In Madonis v. Dezotti, Master Ronald Dash discussed a practice problem that frequently occurs at examinations for discovery: counsel attempting to assist the witness by stating what he or she thinks the evidence should be. His reasons provide helpful guidelines for counsel in this situation.
The action arose out of a motor vehicle accident. The plaintiff was being examined for discovery. The Master said that the examination “fell apart” when defence counsel asked about the plaintiff’s work history. His counsel interjected, “It’s on this paper. Do you want to know an exact date?” There followed a lively exchange between the lawyers as to whether the examiner was entitled to insist on her questions being answered by the plaintiff himself, even if more precise or accurate information was available in a document or from the plaintiff’s counsel.
The Master set out a set of principles governing examinations for discovery and these are useful reading in themselves (see paragraph 16 of the reasons).
The Master then dealt with the problem posed in this case.
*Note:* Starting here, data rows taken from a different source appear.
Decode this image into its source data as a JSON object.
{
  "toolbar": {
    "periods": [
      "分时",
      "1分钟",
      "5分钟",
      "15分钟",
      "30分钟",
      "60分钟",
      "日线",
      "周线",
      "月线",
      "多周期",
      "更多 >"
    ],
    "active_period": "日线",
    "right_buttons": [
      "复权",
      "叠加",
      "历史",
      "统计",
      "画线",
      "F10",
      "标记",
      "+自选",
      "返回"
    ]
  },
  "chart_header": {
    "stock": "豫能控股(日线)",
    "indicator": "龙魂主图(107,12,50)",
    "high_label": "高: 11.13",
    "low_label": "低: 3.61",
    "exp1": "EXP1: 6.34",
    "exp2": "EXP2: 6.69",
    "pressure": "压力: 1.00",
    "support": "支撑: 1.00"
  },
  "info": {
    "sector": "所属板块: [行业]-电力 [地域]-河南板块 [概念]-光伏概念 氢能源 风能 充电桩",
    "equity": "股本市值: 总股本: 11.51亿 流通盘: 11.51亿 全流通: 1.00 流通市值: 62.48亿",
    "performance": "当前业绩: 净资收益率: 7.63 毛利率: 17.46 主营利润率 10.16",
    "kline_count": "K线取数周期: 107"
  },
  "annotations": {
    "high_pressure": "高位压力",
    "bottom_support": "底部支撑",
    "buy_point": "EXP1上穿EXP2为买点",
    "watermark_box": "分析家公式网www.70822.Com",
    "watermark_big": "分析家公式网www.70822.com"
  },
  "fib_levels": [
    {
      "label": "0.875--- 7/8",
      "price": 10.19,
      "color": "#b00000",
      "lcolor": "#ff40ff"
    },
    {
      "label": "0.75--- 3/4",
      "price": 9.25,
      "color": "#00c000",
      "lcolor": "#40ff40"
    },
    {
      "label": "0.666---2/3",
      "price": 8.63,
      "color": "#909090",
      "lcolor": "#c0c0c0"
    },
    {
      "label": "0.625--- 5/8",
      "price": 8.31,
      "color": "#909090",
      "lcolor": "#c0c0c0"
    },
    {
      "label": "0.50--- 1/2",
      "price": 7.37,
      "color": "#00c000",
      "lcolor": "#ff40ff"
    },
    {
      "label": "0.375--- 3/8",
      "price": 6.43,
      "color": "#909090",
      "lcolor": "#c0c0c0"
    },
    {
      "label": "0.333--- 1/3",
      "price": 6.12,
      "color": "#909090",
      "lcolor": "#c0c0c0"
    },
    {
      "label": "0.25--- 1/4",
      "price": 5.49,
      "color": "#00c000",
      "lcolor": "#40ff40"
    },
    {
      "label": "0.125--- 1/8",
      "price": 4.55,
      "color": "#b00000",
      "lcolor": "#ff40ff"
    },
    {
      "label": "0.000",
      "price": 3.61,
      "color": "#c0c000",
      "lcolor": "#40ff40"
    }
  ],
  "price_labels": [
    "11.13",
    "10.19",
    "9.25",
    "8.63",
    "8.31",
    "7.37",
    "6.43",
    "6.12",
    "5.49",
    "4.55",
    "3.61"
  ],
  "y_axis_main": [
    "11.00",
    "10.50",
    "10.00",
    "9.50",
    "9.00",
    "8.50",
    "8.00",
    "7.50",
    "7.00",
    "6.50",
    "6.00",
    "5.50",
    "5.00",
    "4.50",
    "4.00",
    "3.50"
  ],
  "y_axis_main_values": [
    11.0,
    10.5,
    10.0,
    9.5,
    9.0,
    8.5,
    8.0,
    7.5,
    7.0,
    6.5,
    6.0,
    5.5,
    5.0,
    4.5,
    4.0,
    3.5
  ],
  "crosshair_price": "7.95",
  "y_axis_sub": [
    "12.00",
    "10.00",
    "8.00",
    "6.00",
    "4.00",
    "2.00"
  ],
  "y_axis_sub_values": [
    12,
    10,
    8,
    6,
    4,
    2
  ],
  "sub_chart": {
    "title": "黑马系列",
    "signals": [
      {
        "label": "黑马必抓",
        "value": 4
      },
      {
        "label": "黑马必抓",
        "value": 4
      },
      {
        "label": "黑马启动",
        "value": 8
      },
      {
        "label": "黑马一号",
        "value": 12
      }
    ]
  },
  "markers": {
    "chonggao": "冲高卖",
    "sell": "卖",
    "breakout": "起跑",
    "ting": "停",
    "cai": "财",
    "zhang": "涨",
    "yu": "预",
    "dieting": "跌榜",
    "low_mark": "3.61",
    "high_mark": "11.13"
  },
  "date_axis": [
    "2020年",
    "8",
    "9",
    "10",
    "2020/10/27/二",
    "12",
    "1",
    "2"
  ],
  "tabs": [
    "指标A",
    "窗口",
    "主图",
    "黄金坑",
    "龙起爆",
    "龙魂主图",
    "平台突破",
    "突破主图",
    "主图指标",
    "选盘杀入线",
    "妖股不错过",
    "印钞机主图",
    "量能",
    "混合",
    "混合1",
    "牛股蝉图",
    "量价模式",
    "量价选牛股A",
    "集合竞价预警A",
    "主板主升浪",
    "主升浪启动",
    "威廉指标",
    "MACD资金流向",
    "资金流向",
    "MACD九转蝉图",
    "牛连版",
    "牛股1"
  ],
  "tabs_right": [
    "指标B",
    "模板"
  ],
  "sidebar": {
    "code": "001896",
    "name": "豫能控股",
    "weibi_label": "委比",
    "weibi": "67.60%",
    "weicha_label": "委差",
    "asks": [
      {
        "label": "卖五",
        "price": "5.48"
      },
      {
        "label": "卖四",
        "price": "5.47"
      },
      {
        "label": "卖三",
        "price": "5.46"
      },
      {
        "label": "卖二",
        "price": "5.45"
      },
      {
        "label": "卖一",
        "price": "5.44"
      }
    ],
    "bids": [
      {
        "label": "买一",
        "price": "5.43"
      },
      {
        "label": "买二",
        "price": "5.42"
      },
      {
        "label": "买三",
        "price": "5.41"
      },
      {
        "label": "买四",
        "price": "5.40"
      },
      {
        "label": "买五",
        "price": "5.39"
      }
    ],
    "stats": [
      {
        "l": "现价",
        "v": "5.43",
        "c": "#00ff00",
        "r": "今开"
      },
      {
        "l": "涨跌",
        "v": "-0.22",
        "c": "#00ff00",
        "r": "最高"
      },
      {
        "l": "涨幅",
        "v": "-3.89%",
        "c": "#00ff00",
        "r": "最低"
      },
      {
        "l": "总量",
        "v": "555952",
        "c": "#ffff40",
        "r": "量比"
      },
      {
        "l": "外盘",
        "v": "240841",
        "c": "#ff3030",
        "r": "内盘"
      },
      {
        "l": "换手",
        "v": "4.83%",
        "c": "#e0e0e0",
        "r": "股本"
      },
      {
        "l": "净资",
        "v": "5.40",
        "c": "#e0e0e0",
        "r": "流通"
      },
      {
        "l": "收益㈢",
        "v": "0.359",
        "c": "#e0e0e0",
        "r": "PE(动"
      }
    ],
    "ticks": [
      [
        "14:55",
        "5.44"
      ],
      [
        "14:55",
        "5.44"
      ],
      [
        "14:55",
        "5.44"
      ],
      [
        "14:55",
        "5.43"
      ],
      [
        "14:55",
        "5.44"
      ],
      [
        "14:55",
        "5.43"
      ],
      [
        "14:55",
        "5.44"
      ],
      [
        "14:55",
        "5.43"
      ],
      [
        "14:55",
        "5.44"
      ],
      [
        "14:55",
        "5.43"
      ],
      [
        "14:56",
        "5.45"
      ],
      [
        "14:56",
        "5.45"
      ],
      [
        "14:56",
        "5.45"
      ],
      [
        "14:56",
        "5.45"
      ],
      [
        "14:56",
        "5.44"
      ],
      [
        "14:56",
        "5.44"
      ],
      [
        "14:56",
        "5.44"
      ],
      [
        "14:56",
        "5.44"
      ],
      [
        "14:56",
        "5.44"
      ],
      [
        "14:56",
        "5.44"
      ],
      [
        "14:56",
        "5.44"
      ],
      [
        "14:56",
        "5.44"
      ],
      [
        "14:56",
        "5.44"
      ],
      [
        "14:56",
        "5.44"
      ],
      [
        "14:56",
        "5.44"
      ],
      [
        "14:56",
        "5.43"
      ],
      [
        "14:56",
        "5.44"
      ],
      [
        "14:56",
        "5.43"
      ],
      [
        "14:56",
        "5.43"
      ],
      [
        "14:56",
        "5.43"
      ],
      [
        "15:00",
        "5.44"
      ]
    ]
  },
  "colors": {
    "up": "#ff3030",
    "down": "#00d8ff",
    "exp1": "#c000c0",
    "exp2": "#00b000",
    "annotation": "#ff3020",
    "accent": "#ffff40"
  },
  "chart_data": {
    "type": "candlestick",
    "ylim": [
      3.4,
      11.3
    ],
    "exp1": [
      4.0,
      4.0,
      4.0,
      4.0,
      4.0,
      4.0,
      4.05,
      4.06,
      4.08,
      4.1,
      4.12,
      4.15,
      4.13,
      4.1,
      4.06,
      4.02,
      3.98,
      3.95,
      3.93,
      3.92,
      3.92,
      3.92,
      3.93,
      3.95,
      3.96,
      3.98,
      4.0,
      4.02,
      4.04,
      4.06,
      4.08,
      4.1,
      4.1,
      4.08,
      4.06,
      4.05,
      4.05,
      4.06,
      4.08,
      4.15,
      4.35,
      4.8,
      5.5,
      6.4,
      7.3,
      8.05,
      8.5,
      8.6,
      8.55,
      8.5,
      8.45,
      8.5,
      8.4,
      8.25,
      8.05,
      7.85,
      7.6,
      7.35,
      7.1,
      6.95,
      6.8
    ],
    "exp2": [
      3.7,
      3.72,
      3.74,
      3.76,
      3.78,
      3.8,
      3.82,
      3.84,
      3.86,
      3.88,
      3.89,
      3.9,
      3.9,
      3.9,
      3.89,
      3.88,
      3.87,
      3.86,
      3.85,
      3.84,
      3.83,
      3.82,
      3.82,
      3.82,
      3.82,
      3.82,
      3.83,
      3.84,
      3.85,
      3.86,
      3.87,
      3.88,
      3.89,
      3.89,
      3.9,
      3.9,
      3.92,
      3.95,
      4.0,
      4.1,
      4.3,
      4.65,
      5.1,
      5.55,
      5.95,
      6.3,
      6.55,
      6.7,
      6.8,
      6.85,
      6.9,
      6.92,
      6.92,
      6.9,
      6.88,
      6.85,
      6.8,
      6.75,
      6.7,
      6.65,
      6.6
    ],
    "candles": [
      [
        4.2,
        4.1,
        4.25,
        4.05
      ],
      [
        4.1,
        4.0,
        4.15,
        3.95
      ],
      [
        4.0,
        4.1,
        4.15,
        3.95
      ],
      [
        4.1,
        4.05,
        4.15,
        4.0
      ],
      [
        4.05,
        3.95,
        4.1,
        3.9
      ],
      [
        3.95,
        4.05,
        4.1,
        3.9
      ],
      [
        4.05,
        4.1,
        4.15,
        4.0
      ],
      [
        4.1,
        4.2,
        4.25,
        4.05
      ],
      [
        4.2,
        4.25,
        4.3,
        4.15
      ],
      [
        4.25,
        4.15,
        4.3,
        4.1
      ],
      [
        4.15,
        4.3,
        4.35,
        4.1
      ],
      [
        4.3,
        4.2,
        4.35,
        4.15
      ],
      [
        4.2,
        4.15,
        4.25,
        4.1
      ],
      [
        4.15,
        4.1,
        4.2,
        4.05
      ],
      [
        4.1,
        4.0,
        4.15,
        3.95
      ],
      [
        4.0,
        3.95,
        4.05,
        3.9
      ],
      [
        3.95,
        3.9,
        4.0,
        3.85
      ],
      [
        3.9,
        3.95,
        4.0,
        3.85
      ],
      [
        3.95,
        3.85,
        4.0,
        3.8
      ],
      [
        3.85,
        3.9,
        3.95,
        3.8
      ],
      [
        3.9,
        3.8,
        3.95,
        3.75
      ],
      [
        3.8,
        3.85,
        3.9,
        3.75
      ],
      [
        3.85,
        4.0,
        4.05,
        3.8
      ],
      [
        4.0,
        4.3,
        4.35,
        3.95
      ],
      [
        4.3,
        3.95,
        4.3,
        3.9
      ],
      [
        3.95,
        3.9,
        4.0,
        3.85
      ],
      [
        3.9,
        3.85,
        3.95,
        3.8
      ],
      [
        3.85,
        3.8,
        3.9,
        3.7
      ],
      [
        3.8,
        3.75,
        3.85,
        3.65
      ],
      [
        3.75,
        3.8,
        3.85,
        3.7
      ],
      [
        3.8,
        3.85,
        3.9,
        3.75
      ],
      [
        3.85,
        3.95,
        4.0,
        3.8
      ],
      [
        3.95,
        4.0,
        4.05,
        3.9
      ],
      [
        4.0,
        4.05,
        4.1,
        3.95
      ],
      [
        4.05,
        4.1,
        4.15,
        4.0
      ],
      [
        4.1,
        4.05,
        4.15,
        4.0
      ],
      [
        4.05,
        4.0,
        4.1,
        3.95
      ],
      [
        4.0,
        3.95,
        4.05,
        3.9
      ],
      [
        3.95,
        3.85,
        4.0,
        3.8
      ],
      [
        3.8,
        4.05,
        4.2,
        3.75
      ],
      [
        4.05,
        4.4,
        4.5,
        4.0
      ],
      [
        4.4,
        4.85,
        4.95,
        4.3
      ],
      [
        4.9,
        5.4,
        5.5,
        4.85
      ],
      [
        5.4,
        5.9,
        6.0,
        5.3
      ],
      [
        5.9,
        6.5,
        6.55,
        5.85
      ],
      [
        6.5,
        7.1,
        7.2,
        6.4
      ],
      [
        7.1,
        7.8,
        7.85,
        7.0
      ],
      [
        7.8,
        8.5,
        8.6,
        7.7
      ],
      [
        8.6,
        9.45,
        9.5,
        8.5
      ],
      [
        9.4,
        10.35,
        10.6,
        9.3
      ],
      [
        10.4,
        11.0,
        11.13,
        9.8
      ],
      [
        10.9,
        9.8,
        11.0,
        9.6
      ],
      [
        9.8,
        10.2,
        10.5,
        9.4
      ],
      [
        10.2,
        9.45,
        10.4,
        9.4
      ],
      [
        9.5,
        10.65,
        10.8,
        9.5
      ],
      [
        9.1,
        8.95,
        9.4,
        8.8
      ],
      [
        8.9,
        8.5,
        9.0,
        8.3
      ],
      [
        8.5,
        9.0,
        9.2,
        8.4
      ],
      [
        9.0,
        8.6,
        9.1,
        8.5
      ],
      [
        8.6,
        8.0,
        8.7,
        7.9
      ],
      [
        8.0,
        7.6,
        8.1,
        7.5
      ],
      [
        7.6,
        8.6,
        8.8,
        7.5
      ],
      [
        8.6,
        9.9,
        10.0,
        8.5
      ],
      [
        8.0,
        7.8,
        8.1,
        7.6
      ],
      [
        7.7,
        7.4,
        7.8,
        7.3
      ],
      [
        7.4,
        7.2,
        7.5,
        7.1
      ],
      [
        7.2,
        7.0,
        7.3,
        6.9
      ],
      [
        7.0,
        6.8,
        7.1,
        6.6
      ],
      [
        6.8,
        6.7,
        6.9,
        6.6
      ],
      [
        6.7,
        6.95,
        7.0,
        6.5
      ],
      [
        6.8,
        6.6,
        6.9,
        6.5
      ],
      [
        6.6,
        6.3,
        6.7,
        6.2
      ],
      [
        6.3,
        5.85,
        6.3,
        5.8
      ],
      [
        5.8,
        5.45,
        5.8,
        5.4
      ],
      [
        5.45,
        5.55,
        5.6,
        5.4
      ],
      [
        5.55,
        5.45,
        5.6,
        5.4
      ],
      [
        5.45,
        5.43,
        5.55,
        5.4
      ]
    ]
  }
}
He said that “there is nothing objectionable about a lawyer producing records to assist the examining party in obtaining a more complete and accurate history as long as the examining party does not object”. But here, counsel for the plaintiff persisted in his interruptions after the examining lawyer had made her objections quite clear and this, said the Master, was improper.
Master Dash also went on to say that, in his opinion, the plaintiff’s lawyer ought not to have said, “If you remember tell her, and if you don’t tell her you can’t remember.” He explained by analogizing the situation to cross-examination at trial:
In my view that was most improper. I appreciate Mr. Linett was concerned that his client could not remember exact dates and might give incorrect answers, but in light of Ms. Ramsay’s insistence that neither Mr. Linett nor his document come to the assistance of the plaintiff, Mr. Linett should have refrained from saying anything to his client. Those are the type of instructions a lawyer gives in preparing his client for an examination, but should not be stated once the examination has commenced, particularly in an atmosphere where Ms. Ramsay had continued to caution Mr. Linett about interfering. Clearly at trial, if the plaintiff is being cross-examined by defendants’ lawyer, plaintiff’s counsel cannot rise and tell his client “if you can’t remember tell her you don’t remember.” Similarly on an examination for discovery, plaintiff’s counsel cannot give those instructions and interfere with the defendants’ examination. In this case it appears that the plaintiff picked up on Mr. Linett’s cue since he stated, “I can’t remember exactly, but it’s on record if you need to know.”
The plaintiff was ordered to re-attend and answer questions in accordance with directions that were provided by the Master.